One of the reasons space exploration is so exciting is that there are so many possibilities – like powering a rocket to Mars in record time using nuclear reactions. That's the rather outlandish plan being put together by Russian scientists, and it's one of the first to propose a solution to getting home from the Red Planet once we get there.

Existing schemes, including the ones scheduled by NASA for the 2030s, don't factor in the fuel or resources for a return trip, which means the first human settlers would have to live out the rest of their days there. Previous proposals have also reckoned with a journey time of something like 18 months, which means astronauts are more at risk of contracting various diseases and ailments along the way.

It's actually Russia's national nuclear corporation, Rosatom, that has the big idea for a nuclear-powered spaceship, and it's not a completely new concept either: both Russia and the United States were working on similar systems during the Cold War of the 1960s and onwards, although their efforts were focused on lightweight orbital satellites rather than space vehicles to take us to Mars and back again.

One of the biggest drawbacks is going to be the cost. "A nuclear contraption should not be too far off, not too complicated," Nikolai Sokov, senior fellow at the James Martin Centre for Nonproliferation Studies in California, told Wired. "The really expensive thing will be designing a ship around these things."

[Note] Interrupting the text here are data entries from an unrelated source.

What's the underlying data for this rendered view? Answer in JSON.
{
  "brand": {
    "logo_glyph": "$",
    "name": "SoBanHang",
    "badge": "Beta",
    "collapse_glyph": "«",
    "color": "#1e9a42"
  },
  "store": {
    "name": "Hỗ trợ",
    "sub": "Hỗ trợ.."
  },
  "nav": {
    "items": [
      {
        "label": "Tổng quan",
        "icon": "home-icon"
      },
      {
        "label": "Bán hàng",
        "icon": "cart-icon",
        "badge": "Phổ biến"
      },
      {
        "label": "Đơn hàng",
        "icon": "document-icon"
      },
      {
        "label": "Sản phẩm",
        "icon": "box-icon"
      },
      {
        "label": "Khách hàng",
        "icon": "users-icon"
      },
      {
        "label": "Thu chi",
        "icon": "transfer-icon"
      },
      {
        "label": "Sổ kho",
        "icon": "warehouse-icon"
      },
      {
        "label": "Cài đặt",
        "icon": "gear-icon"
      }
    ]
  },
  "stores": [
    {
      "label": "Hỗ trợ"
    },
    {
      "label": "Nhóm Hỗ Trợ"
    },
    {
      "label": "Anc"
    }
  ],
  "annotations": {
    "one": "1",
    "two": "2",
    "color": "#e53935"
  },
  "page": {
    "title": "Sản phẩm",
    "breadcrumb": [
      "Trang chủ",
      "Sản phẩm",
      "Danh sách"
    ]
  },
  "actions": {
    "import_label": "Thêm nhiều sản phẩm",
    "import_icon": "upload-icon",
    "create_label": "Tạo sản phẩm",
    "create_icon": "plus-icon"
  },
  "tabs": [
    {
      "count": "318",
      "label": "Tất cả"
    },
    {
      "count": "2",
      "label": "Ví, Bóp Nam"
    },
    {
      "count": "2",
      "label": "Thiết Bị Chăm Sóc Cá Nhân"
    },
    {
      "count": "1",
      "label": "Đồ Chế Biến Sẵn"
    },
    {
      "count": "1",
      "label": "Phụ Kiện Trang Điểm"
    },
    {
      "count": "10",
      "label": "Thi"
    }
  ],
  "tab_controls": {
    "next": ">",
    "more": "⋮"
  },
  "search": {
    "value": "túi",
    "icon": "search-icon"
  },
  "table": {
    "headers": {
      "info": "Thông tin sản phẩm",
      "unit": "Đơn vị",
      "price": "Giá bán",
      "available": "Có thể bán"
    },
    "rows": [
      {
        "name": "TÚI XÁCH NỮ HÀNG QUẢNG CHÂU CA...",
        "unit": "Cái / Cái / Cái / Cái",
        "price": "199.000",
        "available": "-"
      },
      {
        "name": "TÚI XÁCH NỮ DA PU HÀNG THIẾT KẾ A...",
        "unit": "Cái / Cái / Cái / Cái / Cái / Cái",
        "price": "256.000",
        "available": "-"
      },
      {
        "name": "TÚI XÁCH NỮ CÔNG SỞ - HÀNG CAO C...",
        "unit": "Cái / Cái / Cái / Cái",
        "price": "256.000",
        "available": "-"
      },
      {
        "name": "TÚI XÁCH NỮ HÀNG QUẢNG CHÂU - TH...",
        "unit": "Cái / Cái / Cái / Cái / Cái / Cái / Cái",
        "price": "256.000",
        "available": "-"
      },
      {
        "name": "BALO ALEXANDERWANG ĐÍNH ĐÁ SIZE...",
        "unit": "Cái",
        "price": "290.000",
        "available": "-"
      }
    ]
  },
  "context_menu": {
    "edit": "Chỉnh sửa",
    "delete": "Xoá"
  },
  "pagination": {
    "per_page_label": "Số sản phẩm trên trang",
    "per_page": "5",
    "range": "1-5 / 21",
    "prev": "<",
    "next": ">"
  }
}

While Rosatom's representatives haven't gone into detail about how the company's technology will work, it's likely to be some form of thermal fission, where the heat of splitting atoms are used to burn hydrogen or another chemical, providing propulsion for the spaceship. It's similar in principle to chemical propulsion, where one chemical (the oxidiser) burns another (the propellant) to power a vehicle along.

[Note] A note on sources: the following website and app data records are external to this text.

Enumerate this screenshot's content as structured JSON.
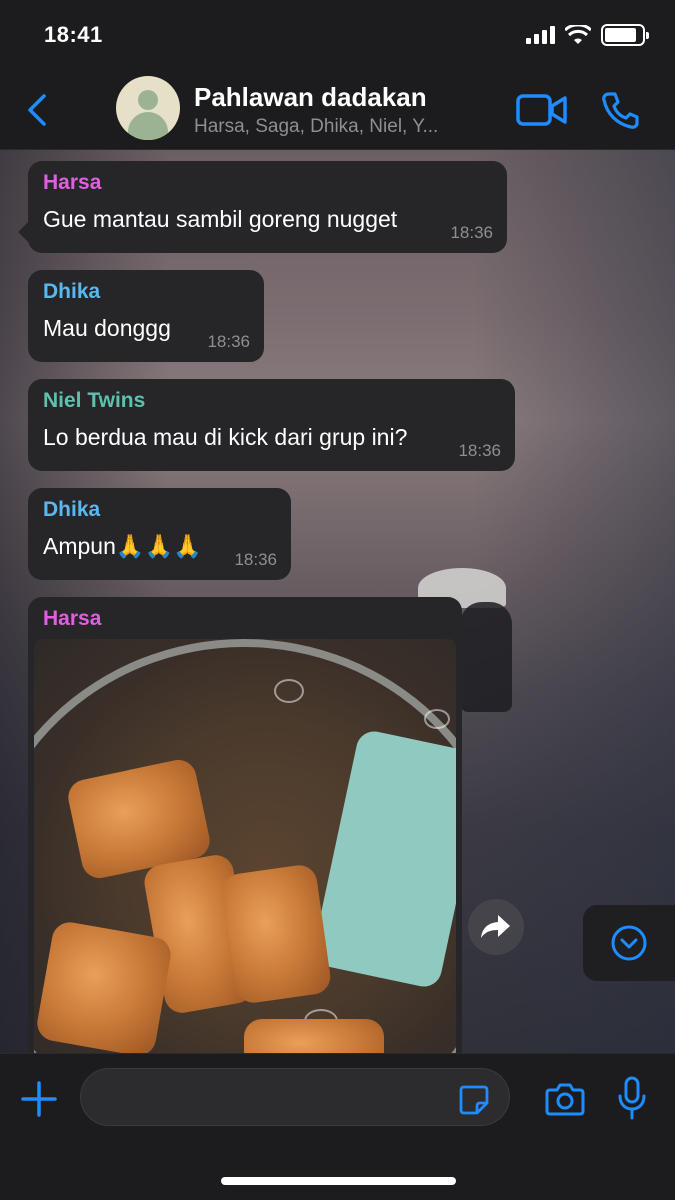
{
  "status_bar": {
    "time": "18:41",
    "battery_level": 0.85
  },
  "header": {
    "title": "Pahlawan dadakan",
    "subtitle": "Harsa, Saga, Dhika, Niel, Y...",
    "back_icon": "chevron-left-icon",
    "video_icon": "video-camera-icon",
    "call_icon": "phone-icon"
  },
  "messages": [
    {
      "sender": "Harsa",
      "sender_color": "#e15ee3",
      "text": "Gue mantau sambil goreng nugget",
      "time": "18:36"
    },
    {
      "sender": "Dhika",
      "sender_color": "#5ab8f0",
      "text": "Mau donggg",
      "time": "18:36"
    },
    {
      "sender": "Niel Twins",
      "sender_color": "#5fc0b0",
      "text": "Lo berdua mau di kick dari grup ini?",
      "time": "18:36"
    },
    {
      "sender": "Dhika",
      "sender_color": "#5ab8f0",
      "text": "Ampun🙏🙏🙏",
      "time": "18:36"
    },
    {
      "sender": "Harsa",
      "sender_color": "#e15ee3",
      "image": "fried-nuggets-photo"
    }
  ],
  "composer": {
    "input_value": "",
    "plus_icon": "plus-icon",
    "sticker_icon": "sticker-icon",
    "camera_icon": "camera-icon",
    "mic_icon": "microphone-icon"
  },
  "controls": {
    "share_icon": "forward-arrow-icon",
    "scroll_icon": "chevron-down-circle-icon"
  },
  "colors": {
    "accent": "#1e8cff",
    "bubble": "#262628",
    "bar": "#1c1c1e"
  }
}
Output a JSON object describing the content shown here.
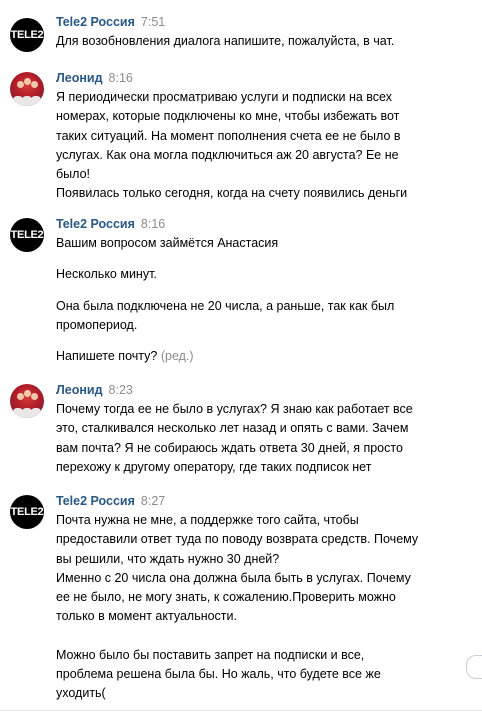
{
  "messages": [
    {
      "author": "Tele2 Россия",
      "time": "7:51",
      "avatar_label": "TELE2",
      "lines": [
        "Для возобновления диалога напишите, пожалуйста, в чат."
      ]
    },
    {
      "author": "Леонид",
      "time": "8:16",
      "lines": [
        "Я периодически просматриваю услуги и подписки на всех",
        "номерах, которые подключены ко мне, чтобы избежать вот",
        "таких ситуаций. На момент пополнения счета ее не было в",
        "услугах. Как она могла подключиться аж 20 августа? Ее не",
        "было!",
        "Появилась только сегодня, когда на счету появились деньги"
      ]
    },
    {
      "author": "Tele2 Россия",
      "time": "8:16",
      "avatar_label": "TELE2",
      "paragraphs": [
        [
          "Вашим вопросом займётся Анастасия"
        ],
        [
          "Несколько минут."
        ],
        [
          "Она была подключена не 20 числа, а раньше, так как был",
          "промопериод."
        ],
        [
          "Напишете почту?"
        ]
      ],
      "edited_label": "(ред.)"
    },
    {
      "author": "Леонид",
      "time": "8:23",
      "lines": [
        "Почему тогда ее не было в услугах? Я знаю как работает все",
        "это, сталкивался несколько лет назад и опять с вами. Зачем",
        "вам почта? Я не собираюсь ждать ответа 30 дней, я просто",
        "перехожу к другому оператору, где таких подписок нет"
      ]
    },
    {
      "author": "Tele2 Россия",
      "time": "8:27",
      "avatar_label": "TELE2",
      "paragraphs": [
        [
          "Почта нужна не мне, а поддержке того сайта, чтобы",
          "предоставили ответ туда по поводу возврата средств. Почему",
          "вы решили, что ждать нужно 30 дней?",
          "Именно с 20 числа она должна была быть в услугах. Почему",
          "ее не было, не могу знать, к сожалению.Проверить можно",
          "только в момент актуальности."
        ],
        [
          "Можно было бы поставить запрет на подписки и все,",
          "проблема решена была бы. Но жаль, что будете все же",
          "уходить("
        ]
      ]
    }
  ]
}
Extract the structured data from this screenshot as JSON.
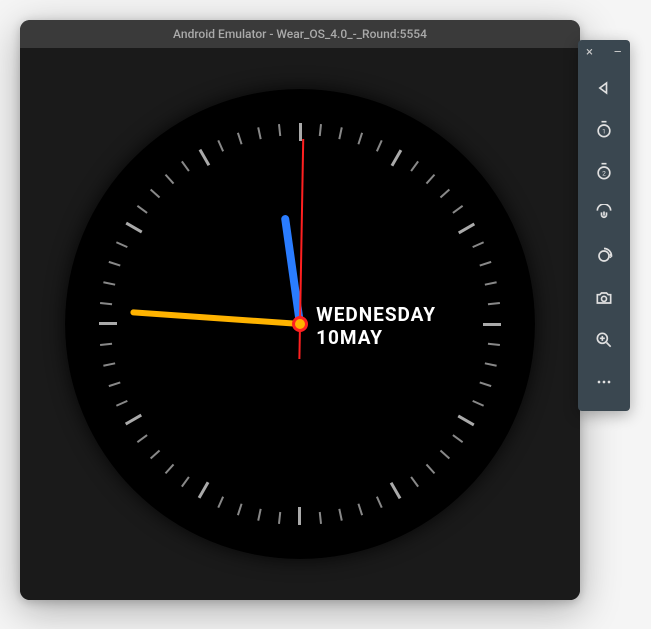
{
  "window": {
    "title": "Android Emulator - Wear_OS_4.0_-_Round:5554"
  },
  "watch": {
    "day_name": "WEDNESDAY",
    "day_number": "10",
    "month": "MAY",
    "hour_angle": -8,
    "minute_angle": -86,
    "second_angle": 1,
    "colors": {
      "hour_hand": "#2a7cff",
      "minute_hand": "#ffb300",
      "second_hand": "#ff2020"
    }
  },
  "toolbar": {
    "close": "×",
    "minimize": "–",
    "items": [
      {
        "name": "back",
        "icon": "back-icon"
      },
      {
        "name": "btn1",
        "icon": "btn1-icon"
      },
      {
        "name": "btn2",
        "icon": "btn2-icon"
      },
      {
        "name": "palm",
        "icon": "palm-icon"
      },
      {
        "name": "tilt",
        "icon": "tilt-icon"
      },
      {
        "name": "camera",
        "icon": "camera-icon"
      },
      {
        "name": "zoom",
        "icon": "zoom-icon"
      },
      {
        "name": "more",
        "icon": "more-icon"
      }
    ]
  }
}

The key difference with chemical propulsion is you need more and more fuel, which makes your vehicle heavier and heavier, a problem that thermal fission would solve. If the Russian team is successful in its aims (and that's a big, huge "if"), the research could help improve orbiting satellite technology and perhaps contribute to the creation of a space junk collector on the edges of Earth's atmosphere.

"A vehicle equipped with a nuclear engine is expected to have 30 times the power reserve of conventional spaceships," explains Rosatom. "The designs we are developing will enable mankind to build spaceships that can address all the space challenges of the 21st century, such as cargo transport, removal of space debris, asteroid impact avoidance, etc."

A prototype will be ready for flight testing in 2018, according to the company, if they can get the funds together. Nick Stockton from Wired reports that Rosatom has only budgeted 15 billon rubles for the project (about US$700 million), which he calls "eyebrow-raisingly cheap for a 15-year long space project". For comparison, he adds, NASA's Space Launch System is projected to cost nearly $10 billion.

We'll just have to wait and see what those Russian rocket scientists have up their sleeves in the next few years.